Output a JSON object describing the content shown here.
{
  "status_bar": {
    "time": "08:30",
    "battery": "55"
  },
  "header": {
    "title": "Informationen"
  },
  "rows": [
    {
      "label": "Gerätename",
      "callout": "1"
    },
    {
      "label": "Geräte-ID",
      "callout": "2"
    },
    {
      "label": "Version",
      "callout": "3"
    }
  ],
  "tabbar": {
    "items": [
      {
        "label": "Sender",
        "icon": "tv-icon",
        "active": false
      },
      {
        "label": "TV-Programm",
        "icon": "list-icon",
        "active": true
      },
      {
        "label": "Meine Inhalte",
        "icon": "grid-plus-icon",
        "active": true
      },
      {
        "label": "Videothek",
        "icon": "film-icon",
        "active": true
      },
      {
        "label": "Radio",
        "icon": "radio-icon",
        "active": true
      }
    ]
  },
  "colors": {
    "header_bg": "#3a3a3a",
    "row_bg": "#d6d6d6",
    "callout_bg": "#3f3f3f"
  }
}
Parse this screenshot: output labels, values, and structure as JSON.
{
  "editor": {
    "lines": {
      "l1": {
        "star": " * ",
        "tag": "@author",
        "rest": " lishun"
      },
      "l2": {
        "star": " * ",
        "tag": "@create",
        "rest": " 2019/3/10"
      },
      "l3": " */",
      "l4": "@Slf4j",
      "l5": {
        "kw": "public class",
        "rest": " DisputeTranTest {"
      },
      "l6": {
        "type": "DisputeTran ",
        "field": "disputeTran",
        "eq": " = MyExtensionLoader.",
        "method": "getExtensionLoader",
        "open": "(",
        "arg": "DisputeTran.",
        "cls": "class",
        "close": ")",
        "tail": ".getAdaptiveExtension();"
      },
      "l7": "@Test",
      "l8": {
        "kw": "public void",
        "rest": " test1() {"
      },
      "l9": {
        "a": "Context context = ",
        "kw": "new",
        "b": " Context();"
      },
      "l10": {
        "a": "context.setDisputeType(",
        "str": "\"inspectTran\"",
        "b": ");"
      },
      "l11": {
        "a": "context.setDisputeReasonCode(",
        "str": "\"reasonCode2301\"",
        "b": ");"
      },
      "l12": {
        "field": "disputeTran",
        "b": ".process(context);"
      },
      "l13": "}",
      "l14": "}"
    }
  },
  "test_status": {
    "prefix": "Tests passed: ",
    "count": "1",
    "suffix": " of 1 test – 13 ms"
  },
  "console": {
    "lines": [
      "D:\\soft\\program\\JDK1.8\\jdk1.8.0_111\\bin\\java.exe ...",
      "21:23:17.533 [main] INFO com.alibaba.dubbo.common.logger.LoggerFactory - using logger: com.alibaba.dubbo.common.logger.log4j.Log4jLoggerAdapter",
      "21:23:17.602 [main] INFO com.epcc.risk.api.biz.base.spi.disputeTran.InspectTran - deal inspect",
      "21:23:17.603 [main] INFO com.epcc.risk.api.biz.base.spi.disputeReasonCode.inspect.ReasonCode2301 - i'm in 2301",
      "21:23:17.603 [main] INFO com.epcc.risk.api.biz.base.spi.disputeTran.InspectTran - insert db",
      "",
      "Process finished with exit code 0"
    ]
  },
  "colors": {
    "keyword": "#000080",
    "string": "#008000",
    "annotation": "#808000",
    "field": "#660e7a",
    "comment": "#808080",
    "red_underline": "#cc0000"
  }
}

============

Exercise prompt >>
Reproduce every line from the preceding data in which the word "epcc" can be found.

Task result >>
      "21:23:17.602 [main] INFO com.epcc.risk.api.biz.base.spi.disputeTran.InspectTran - deal inspect",
      "21:23:17.603 [main] INFO com.epcc.risk.api.biz.base.spi.disputeReasonCode.inspect.ReasonCode2301 - i'm in 2301",
      "21:23:17.603 [main] INFO com.epcc.risk.api.biz.base.spi.disputeTran.InspectTran - insert db",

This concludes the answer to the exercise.